__YOUR GOAL__.
Only the lines that include "JSON" should be copied from the data below.

__EXERCISE INPUTS__.
──────────────────────────────
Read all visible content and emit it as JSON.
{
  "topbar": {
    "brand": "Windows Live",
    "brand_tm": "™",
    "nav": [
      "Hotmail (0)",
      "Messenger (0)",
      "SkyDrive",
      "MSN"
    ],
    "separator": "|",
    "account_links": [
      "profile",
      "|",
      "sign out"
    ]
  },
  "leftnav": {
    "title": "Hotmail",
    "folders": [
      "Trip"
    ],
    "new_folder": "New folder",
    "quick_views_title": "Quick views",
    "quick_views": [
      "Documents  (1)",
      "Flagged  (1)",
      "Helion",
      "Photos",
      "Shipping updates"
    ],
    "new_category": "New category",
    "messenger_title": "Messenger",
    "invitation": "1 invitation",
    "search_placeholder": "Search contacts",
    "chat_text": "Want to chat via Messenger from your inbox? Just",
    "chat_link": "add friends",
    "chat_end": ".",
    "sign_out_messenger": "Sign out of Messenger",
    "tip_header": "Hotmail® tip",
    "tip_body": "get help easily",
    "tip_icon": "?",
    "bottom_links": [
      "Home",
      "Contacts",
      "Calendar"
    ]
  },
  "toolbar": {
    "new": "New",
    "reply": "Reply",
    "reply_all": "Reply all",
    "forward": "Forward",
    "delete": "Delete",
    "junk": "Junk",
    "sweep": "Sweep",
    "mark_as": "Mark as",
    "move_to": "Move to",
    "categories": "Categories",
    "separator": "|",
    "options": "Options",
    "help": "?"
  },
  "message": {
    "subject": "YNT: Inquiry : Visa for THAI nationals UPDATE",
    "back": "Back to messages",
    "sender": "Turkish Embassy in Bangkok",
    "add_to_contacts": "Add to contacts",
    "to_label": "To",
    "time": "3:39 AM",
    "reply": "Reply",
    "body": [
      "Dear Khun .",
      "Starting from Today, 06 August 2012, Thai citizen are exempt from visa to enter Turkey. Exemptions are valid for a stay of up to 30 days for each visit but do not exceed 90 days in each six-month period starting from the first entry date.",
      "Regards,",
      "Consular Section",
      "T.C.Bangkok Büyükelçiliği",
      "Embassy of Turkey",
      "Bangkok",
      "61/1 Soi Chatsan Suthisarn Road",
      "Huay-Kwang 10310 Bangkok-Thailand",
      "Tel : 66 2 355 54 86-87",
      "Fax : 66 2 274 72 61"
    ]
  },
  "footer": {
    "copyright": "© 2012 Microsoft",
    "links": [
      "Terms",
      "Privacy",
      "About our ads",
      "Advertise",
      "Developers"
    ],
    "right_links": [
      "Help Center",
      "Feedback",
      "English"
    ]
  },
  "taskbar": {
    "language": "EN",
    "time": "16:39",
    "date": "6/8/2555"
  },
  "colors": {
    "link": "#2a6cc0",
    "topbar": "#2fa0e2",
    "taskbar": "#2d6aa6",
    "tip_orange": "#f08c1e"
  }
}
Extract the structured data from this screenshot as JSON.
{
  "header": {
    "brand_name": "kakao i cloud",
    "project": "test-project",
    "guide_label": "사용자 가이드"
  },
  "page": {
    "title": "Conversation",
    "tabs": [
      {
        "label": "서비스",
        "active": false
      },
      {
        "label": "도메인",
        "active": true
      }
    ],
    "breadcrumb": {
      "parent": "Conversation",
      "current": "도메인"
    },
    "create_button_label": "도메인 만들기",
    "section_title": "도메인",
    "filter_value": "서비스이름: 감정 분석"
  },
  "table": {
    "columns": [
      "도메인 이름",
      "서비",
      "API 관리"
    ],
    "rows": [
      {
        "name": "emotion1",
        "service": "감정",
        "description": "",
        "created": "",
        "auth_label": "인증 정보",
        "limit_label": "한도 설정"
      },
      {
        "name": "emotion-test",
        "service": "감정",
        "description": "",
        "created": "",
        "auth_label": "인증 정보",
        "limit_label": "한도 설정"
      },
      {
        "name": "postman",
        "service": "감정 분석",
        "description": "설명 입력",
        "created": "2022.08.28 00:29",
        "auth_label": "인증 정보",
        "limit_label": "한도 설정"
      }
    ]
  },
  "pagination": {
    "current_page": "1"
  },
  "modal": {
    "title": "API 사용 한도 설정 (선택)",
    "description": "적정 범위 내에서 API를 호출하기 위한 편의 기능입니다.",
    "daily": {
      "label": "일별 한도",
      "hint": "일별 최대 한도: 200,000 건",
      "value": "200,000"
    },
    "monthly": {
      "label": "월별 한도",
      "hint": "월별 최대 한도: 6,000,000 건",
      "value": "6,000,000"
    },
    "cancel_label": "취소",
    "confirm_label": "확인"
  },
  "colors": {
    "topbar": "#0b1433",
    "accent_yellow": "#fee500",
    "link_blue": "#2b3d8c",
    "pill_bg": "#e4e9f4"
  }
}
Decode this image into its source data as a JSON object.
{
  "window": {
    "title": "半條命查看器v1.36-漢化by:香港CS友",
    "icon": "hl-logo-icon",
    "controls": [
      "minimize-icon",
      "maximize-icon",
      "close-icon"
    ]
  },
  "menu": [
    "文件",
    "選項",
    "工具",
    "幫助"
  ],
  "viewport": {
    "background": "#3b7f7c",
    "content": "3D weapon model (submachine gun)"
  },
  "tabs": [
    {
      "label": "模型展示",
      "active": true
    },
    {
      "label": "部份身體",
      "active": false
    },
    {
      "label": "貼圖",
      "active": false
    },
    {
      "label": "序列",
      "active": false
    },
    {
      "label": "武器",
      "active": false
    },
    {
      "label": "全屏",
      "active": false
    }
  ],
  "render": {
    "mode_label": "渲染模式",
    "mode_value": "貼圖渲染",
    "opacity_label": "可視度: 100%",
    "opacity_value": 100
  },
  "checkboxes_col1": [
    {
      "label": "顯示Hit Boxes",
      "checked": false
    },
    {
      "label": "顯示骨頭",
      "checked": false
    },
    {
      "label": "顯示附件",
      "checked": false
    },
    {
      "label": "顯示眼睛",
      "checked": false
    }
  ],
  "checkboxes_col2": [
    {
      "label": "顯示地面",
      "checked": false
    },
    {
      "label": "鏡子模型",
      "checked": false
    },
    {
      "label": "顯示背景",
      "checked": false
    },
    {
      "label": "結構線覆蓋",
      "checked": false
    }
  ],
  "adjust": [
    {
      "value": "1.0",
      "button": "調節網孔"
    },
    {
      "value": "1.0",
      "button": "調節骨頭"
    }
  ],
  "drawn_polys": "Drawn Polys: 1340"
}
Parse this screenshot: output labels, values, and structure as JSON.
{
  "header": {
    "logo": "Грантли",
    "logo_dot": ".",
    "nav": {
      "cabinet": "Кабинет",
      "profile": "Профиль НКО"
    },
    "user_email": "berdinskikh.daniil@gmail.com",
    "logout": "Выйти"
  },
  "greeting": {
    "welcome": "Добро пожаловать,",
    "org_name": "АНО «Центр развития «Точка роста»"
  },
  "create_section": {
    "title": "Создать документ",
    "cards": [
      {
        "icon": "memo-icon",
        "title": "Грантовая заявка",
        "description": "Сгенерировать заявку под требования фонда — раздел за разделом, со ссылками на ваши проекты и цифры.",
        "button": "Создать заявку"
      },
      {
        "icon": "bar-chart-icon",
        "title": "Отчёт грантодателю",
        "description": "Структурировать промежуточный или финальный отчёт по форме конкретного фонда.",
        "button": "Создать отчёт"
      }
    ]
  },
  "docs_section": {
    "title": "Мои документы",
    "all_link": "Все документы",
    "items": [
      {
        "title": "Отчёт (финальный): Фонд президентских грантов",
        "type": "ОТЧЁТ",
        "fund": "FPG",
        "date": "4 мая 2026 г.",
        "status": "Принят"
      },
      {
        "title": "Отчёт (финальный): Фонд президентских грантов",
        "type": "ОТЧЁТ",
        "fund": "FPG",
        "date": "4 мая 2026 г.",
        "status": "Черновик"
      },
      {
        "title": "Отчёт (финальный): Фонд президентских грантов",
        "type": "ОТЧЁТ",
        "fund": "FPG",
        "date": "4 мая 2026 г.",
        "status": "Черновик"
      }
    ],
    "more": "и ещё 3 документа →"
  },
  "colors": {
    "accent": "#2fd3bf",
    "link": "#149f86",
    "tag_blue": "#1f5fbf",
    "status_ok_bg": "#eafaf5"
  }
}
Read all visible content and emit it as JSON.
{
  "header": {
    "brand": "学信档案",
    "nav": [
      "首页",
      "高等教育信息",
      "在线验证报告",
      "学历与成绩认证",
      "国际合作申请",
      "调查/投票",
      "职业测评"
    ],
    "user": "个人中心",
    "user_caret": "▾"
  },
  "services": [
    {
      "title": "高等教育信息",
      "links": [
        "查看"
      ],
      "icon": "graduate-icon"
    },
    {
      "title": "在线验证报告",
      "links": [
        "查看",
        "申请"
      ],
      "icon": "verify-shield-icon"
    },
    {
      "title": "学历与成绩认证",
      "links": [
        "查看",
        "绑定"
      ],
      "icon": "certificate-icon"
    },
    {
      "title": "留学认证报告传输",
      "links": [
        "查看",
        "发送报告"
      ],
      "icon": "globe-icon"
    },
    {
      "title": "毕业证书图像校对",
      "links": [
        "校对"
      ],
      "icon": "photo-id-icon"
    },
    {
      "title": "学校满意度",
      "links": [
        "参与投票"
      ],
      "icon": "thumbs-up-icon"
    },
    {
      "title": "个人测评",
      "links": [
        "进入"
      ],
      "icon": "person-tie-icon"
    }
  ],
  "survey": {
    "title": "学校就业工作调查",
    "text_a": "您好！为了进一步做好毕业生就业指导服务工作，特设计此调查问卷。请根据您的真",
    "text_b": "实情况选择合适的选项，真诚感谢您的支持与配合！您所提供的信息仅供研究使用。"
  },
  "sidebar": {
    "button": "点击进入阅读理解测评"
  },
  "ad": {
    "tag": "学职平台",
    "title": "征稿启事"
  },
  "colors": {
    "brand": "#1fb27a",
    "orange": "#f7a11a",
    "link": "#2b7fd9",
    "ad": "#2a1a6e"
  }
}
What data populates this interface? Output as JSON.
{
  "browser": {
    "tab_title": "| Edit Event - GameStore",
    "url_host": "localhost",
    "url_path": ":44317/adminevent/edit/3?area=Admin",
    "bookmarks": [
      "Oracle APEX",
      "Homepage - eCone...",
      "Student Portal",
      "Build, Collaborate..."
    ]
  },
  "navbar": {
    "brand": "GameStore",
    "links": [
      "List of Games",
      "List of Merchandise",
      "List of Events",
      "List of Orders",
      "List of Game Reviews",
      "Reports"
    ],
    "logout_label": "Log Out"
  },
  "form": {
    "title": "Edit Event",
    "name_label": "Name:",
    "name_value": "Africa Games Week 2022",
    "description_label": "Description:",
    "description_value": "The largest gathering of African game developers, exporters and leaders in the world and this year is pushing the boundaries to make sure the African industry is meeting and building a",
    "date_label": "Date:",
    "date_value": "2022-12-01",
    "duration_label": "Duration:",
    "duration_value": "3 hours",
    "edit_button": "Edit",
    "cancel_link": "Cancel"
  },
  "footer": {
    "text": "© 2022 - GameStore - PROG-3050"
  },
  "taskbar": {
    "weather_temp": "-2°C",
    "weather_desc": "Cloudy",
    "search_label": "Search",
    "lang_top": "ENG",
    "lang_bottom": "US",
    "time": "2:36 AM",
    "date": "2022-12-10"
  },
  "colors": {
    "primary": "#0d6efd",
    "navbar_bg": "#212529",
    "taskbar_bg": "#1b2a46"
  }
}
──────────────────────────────
__RESPONSE TO THIS EXERCISE__.
Read all visible content and emit it as JSON.
Extract the structured data from this screenshot as JSON.
Decode this image into its source data as a JSON object.
Parse this screenshot: output labels, values, and structure as JSON.
Read all visible content and emit it as JSON.
What data populates this interface? Output as JSON.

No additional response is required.